What you will do
Retype every record that follows, character for character.

Extracted data entries
=====

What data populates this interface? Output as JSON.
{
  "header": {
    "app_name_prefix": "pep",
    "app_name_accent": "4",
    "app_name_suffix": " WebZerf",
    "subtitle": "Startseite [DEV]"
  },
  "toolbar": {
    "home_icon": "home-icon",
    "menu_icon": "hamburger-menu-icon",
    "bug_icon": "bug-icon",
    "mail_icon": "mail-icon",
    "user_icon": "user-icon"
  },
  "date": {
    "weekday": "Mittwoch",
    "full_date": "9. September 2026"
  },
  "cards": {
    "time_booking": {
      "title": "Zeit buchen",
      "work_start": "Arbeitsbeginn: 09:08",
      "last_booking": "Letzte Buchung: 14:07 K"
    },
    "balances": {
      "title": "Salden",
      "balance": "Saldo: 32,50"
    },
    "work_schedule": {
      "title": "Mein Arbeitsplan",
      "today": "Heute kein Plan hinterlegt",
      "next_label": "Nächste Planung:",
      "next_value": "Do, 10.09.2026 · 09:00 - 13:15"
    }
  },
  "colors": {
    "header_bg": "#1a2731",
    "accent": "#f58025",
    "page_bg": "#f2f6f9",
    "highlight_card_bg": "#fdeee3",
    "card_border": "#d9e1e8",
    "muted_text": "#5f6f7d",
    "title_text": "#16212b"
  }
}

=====

Solution to this task
What data populates this interface? Output as JSON.
{
  "header": {
    "app_name_prefix": "pep",
    "app_name_accent": "4",
    "app_name_suffix": " WebZerf",
    "subtitle": "Startseite [DEV]"
  },
  "toolbar": {
    "home_icon": "home-icon",
    "menu_icon": "hamburger-menu-icon",
    "bug_icon": "bug-icon",
    "mail_icon": "mail-icon",
    "user_icon": "user-icon"
  },
  "date": {
    "weekday": "Mittwoch",
    "full_date": "9. September 2026"
  },
  "cards": {
    "time_booking": {
      "title": "Zeit buchen",
      "work_start": "Arbeitsbeginn: 09:08",
      "last_booking": "Letzte Buchung: 14:07 K"
    },
    "balances": {
      "title": "Salden",
      "balance": "Saldo: 32,50"
    },
    "work_schedule": {
      "title": "Mein Arbeitsplan",
      "today": "Heute kein Plan hinterlegt",
      "next_label": "Nächste Planung:",
      "next_value": "Do, 10.09.2026 · 09:00 - 13:15"
    }
  },
  "colors": {
    "header_bg": "#1a2731",
    "accent": "#f58025",
    "page_bg": "#f2f6f9",
    "highlight_card_bg": "#fdeee3",
    "card_border": "#d9e1e8",
    "muted_text": "#5f6f7d",
    "title_text": "#16212b"
  }
}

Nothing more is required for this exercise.